‘Then my aunty and uncle started getting me out of the girls’ home and taking me there, and I was made to work all the time I was there, on the weekend.
‘My uncle started sexually abusing me after the second weekend. I went back to the home and the matron knew there was something wrong, and I ended up confiding in her, which was the worst thing I could have done in my life, because when I confided in her she said I’d be all right, I wouldn’t have to go back there with them anymore.
‘But that weren’t true. She kept me the first weekend there and I was locked in the dormitory – not to mix with the other girls, and the second weekend after that, my aunty, my uncle, my father came – they all came and got me from the home. I was taken back to my uncle’s and aunty’s.
‘I was beaten by my father, my aunty, my uncle, her husband and my aunty’s daughter’s husband and her daughter. I was only supposed to be there for the weekend. They returned me five days later after I weren’t black and blue. And after that, every weekend I was forced there, and the matron always knew what was going on at that home.
‘And so then I started running away from there more and more … well, that’s when I became a ward of the state, because I kept going and going and going.’
As a child, Lila was sexually abused not only by her uncle, but by her cousin’s husband as well. Despite telling the matron of the Salvation Army girls’ home in which she lived and staff at the local hospital, she kept being returned to her relatives’ home for weekend leave.
In the early 1960s, Lila was transferred to a Catholic girls’ home in an adjoining area of Tasmania. She was about 10 when she arrived and in the nearly five years she was there she received no education and was made to work all day doing laundry that the nuns took in from ships, the military, hotels, motels and hospitals.
Lila described one of the nuns, Sister Clement, as ‘one of the most cruellest, most vicious people I’ve ever met in my life’.
‘She burnt me with cigarettes on my arm; I still wear the scar today … She shaved all my hair off to stop me running away, so called, but then she poured kerosene all over my hair. I had burnt eyes and face – for nearly three weeks I was locked in the infirmary.’
While she was in the home, Lila was sexually abused by a laundry man on about five different occasions.

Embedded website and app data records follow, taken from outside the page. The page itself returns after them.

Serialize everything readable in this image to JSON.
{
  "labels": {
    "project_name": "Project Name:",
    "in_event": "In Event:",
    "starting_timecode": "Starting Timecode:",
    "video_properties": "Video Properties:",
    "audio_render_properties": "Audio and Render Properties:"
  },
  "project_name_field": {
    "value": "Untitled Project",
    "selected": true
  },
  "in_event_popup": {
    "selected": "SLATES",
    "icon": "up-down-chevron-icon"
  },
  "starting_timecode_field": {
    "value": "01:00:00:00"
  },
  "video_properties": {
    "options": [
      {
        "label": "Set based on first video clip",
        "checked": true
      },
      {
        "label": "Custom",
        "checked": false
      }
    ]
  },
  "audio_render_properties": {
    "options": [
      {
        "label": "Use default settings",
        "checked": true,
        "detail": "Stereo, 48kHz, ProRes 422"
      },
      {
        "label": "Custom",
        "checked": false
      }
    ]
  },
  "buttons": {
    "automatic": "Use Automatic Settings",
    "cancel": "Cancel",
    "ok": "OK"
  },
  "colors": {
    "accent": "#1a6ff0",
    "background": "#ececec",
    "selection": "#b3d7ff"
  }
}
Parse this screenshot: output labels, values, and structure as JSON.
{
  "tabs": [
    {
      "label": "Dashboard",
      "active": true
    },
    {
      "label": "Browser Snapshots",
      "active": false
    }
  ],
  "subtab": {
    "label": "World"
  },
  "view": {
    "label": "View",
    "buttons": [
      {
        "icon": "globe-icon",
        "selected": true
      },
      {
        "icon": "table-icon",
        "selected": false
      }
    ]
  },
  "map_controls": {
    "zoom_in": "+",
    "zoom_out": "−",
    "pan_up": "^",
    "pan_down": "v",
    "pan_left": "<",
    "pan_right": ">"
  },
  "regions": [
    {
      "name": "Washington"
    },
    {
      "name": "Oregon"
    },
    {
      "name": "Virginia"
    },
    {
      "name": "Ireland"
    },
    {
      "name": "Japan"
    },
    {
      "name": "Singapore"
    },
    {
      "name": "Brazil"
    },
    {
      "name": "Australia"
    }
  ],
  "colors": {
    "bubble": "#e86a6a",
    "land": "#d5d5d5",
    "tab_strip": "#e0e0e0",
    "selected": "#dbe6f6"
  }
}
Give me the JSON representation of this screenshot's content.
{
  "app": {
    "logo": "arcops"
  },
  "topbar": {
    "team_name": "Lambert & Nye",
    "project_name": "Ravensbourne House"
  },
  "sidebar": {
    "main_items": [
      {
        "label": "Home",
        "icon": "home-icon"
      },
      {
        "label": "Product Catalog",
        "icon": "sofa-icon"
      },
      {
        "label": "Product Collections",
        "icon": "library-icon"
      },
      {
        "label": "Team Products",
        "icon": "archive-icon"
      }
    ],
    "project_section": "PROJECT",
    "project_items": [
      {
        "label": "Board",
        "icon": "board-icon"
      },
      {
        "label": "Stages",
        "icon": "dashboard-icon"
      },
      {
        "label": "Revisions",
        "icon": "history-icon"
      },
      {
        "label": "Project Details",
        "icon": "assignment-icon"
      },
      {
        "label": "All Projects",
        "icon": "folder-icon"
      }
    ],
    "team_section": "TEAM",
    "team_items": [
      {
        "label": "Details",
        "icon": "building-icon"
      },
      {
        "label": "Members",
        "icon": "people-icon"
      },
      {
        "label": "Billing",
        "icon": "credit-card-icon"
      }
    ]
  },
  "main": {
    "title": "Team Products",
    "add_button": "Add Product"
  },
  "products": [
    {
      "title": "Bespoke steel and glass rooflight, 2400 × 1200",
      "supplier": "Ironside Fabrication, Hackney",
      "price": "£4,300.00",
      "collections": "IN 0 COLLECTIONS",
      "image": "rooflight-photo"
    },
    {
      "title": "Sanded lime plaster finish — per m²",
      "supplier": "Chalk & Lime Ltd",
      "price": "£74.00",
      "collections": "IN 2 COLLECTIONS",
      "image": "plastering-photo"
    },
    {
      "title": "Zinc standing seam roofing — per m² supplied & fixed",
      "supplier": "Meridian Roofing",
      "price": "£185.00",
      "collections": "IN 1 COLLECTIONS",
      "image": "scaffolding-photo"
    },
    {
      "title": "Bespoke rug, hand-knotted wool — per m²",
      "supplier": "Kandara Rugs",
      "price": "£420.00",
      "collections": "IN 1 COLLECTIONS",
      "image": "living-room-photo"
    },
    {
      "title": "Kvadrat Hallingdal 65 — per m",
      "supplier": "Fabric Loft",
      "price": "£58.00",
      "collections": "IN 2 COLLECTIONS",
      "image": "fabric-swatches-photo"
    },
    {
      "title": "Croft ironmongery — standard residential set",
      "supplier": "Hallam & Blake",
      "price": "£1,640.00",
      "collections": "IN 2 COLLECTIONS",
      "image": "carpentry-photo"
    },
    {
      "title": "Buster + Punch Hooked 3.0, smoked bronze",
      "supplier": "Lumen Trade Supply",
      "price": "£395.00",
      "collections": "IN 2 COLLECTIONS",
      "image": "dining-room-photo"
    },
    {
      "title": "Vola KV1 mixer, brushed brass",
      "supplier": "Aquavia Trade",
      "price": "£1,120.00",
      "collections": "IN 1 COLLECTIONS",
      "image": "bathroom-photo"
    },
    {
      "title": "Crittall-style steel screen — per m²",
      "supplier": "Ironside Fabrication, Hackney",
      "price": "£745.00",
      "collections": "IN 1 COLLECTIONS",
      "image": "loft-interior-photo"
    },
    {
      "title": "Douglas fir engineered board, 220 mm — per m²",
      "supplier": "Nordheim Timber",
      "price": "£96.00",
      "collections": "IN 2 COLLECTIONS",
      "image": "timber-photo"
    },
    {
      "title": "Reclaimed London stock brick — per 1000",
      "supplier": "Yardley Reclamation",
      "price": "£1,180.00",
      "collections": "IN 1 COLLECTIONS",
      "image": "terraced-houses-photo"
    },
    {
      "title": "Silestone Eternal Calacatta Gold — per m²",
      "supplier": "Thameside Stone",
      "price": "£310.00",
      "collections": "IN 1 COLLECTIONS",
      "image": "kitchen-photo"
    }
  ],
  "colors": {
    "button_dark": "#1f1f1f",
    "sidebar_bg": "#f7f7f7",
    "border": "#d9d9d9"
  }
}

At one stage her mother took her out on a day trip, but when she returned to take her for another outing, Sister Clement told her that Lila wasn’t there. Lila only found this out in her adult years. Her mother said that Sister Clement had told her that Lila wasn’t allowed to see her again and to stop coming.
While she was in the home, Lila became pregnant and ‘then they stole the child from me’. She had a brief reunion with her son in later years and found out that he’d been told that she was dead and that he too had been sexually abused in institutions as a child. He died suddenly before Lila got to know him well.
As soon as she could, Lila left Tasmania and moved to the mainland. ‘I got work in a nightclub. I became an alcoholic. I got on the drugs. I will tell you everything because that’s how it went, you know. And then – that probably happened for a couple of years and then I levelled out.’
Lila had several more children who have ‘never been in DOCS’ and she’d ‘never had any drama of any description whatsoever’ with them. When they were adults, she told them that she’d been sexually abused as a child.
Although she’d been drinking heavily and using drugs while her children were young, Lila ‘just one day snapped out of it, said “I’m over this, I’m sick of it”, you know? I’d been punished enough in my life’.
Sister Clement had told her that she’d always be in and out of jail. ‘Well, I’ve never been in jail in my life.’
In the early 2010s, Lila received $40,000 compensation, possibly from the state government. She’d accessed some of her welfare files but found they had ‘a lot of filthy lies’ in them.
Lila described herself as ‘honest but stubborn’.
‘I’ve been a loner all my life. I’ve had to do everything myself. So that’s just the way I am. I can’t break that mould.’